President Obama’s is getting a lot of attention for his quip that the private sector is doing fine amid weak growth and high unemployment. How odd is his diagnosis when Democrats themselves not long ago attacked George W. Bush’s “jobless recovery” of 5.4 percent unemployment and George H. W. Bush “it’s the economy stupid” of 3.4 percent GDP growth. Yet Obama’s problem was not just the absurdity of defining economic distress as too little borrowed federal money for insolvent states and municipalities, but his timing right after blue-state Wisconsin repudiated just that philosophy.
So we are in an interesting paradox: All empirical evidence points to the worldwide failure of the blue-state model (e.g., California, the southern Mediterranean, anti-Walker Wisconsin), and yet Barack Obama’s entire career, from community organizing, to the state legislature, to the Senate, was predicated on just such a protocol of public borrowing to provide expansive government entitlements and jobs in exchange for a loyal political constituency, with the debt, in redistributive fashion, to be serviced by wringing more revenue from the suspect private sector that is always doing “fine.”
Obama knows no other way, and so his adolescent exasperation is always with a supposedly thriving small business or corporation that for some reason or another won’t pay for his redistributive dreams.
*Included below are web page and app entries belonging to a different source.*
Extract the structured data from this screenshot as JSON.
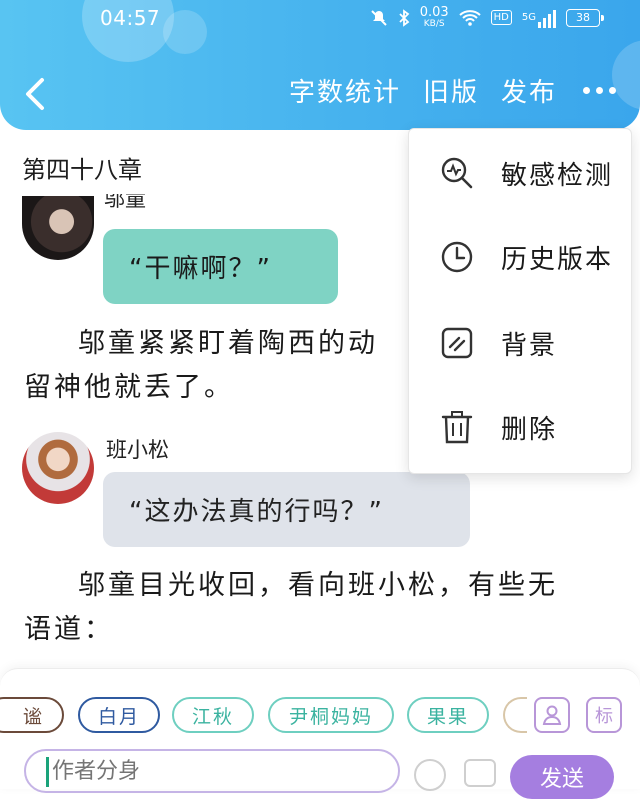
{
  "status_bar": {
    "time": "04:57",
    "net_speed_value": "0.03",
    "net_speed_unit": "KB/S",
    "hd": "HD",
    "signal": "5G",
    "battery": "38"
  },
  "nav": {
    "word_count": "字数统计",
    "old_version": "旧版",
    "publish": "发布"
  },
  "chapter": {
    "title": "第四十八章"
  },
  "messages": [
    {
      "speaker": "邬童",
      "text": "“干嘛啊？”",
      "bubble_color": "#7fd3c4"
    },
    {
      "speaker": "班小松",
      "text": "“这办法真的行吗？”",
      "bubble_color": "#dfe3ea"
    }
  ],
  "paragraphs": [
    "邬童紧紧盯着陶西的动",
    "留神他就丢了。",
    "邬童目光收回，看向班小松，有些无",
    "语道："
  ],
  "menu": {
    "items": [
      {
        "label": "敏感检测",
        "icon": "search-wave-icon"
      },
      {
        "label": "历史版本",
        "icon": "clock-icon"
      },
      {
        "label": "背景",
        "icon": "background-icon"
      },
      {
        "label": "删除",
        "icon": "trash-icon"
      }
    ]
  },
  "characters": [
    {
      "label": "谧",
      "color": "#6b4a3a"
    },
    {
      "label": "白月",
      "color": "#2f5aa0"
    },
    {
      "label": "江秋",
      "color": "#6ecfc0"
    },
    {
      "label": "尹桐妈妈",
      "color": "#6ecfc0"
    },
    {
      "label": "果果",
      "color": "#6ecfc0"
    }
  ],
  "tag_button": "标",
  "input": {
    "placeholder": "作者分身"
  },
  "send_label": "发送",
  "colors": {
    "accent": "#46b2ee",
    "send": "#a57ee0"
  }
}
If only that “doing fine” private sector would not sit on “trillions” of dollars, resist spread-the-wealth higher taxes, fight Obamacare, and whine about needed new regulations, then, presto, we would have plenty of money to give a pre-Walker Wisconsin or insolvent California — and everything would be just fine.